Lizzie Widdicombe in The New Yorker:
Ah, election season. There’s a patriotic buzz in the air. Bumper stickers and lawn signs all over the neighborhood. Now comes the time when we check the location of our polling places, make a plan to vote—and pack a “go bag” in case we need to take to the streets in sustained mass protest to protect the integrity of the vote count. That last one is not something you’d expect to be doing in the United States, but things are different in the Trump era. For months, the President has been warning that he might not concede the election in November if he loses, telling reporters who asked him to commit to a peaceful transfer of power, “There won’t be a transfer, frankly. There’ll be a continuation.” It sounded ominous, although it was hard to imagine how he could make good on the threat to stick around no matter what. Then, media organizations began publishing pieces outlining the myriad ways in which the President and his allies might turn a narrow loss into a win. The possibilities include familiar tactics—contesting mail-in ballots and turning the process into Bush v. Gore on steroids—and others that sound straight out of a police state. For example, Trump could summon federal agents or his supporters to stop a recount or intimidate voters. According to some experts, this would constitute an autogolpe, or “self coup”: when a President who obtained power through constitutional means holds onto it through illegitimate ones, beginning the slide into authoritarianism.

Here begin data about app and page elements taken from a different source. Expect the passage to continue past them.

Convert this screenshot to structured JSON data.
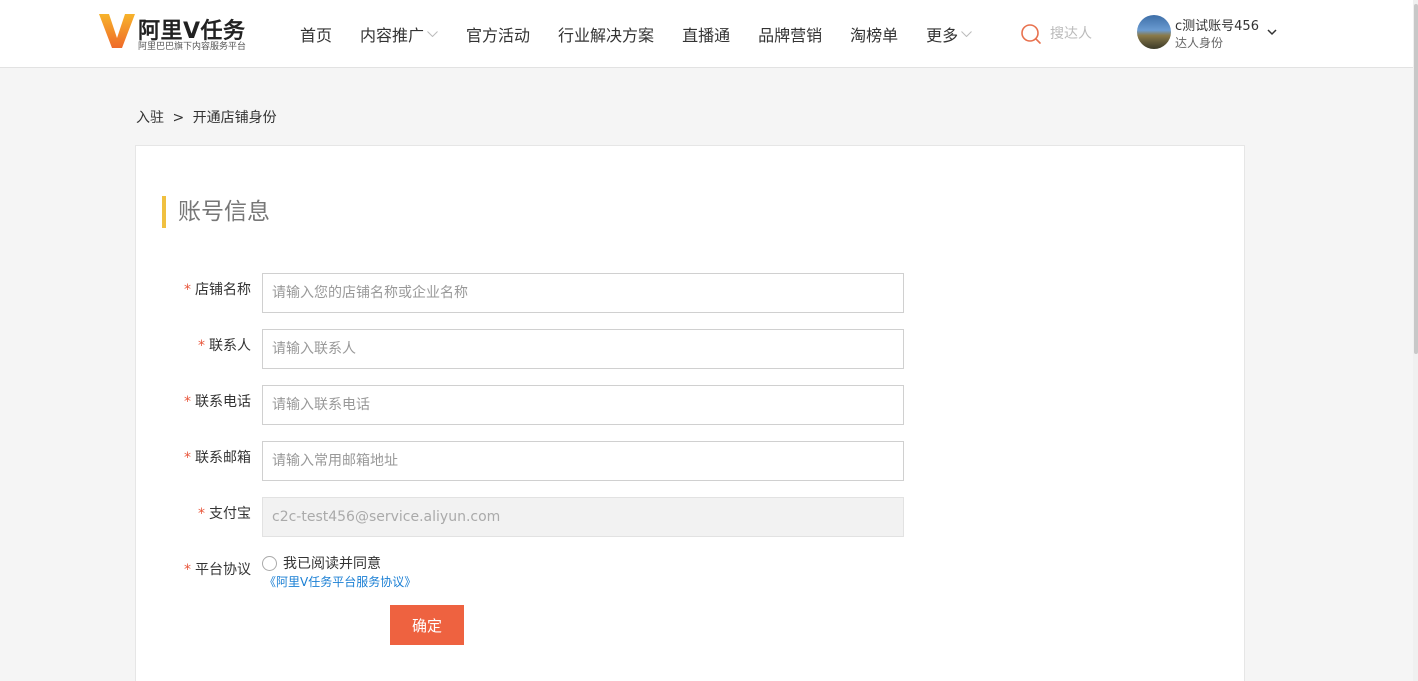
{
  "logo": {
    "mark": "V",
    "title": "阿里V任务",
    "subtitle": "阿里巴巴旗下内容服务平台"
  },
  "nav": {
    "items": [
      {
        "label": "首页",
        "dropdown": false
      },
      {
        "label": "内容推广",
        "dropdown": true
      },
      {
        "label": "官方活动",
        "dropdown": false
      },
      {
        "label": "行业解决方案",
        "dropdown": false
      },
      {
        "label": "直播通",
        "dropdown": false
      },
      {
        "label": "品牌营销",
        "dropdown": false
      },
      {
        "label": "淘榜单",
        "dropdown": false
      },
      {
        "label": "更多",
        "dropdown": true
      }
    ]
  },
  "search": {
    "placeholder": "搜达人"
  },
  "user": {
    "name": "c测试账号456",
    "role": "达人身份"
  },
  "breadcrumb": {
    "parent": "入驻",
    "separator": ">",
    "current": "开通店铺身份"
  },
  "form": {
    "section_title": "账号信息",
    "required_mark": "*",
    "fields": [
      {
        "label": "店铺名称",
        "placeholder": "请输入您的店铺名称或企业名称",
        "value": ""
      },
      {
        "label": "联系人",
        "placeholder": "请输入联系人",
        "value": ""
      },
      {
        "label": "联系电话",
        "placeholder": "请输入联系电话",
        "value": ""
      },
      {
        "label": "联系邮箱",
        "placeholder": "请输入常用邮箱地址",
        "value": ""
      },
      {
        "label": "支付宝",
        "placeholder": "",
        "value": "c2c-test456@service.aliyun.com"
      }
    ],
    "agreement": {
      "label": "平台协议",
      "checkbox_text": "我已阅读并同意",
      "link_text": "《阿里V任务平台服务协议》",
      "checked": false
    },
    "submit_label": "确定"
  },
  "colors": {
    "accent": "#ee6240",
    "title_bar": "#f0c040",
    "link": "#1a7fd4",
    "required": "#e8553a"
  }
}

O.K., then. Time to start getting ready. But how, exactly, do we do that? In September, a group of organizers and researchers published a fifty-five-page manual called “Hold the Line: A Guide to Defending Democracy,” which has been downloaded more than eighteen thousand times. And the Indivisible Project, along with a coalition called Stand Up America, are preparing their members to take to the streets if Trump contests the election results. “I’ve been beating the drum on this particular cause since July, and I’m delighted to see so many people coming around to it,” the activist and sociologist George Lakey said recently. His own “Aha!” moment came when Trump sent federal agents in military fatigues to Portland, Oregon, to tangle with protesters. “It hit me, the way Trump is dealing with Portland, Oregon, that’s a test,” he said. He guessed that Trump was hoping to provoke a violent backlash from the protesters, so that he could lay the groundwork for not accepting the election results, under the pretense that the country had descended into violent chaos. “Trump can be underestimated by the left,” Lakey said. “He gets made fun of, but he’s shrewd.”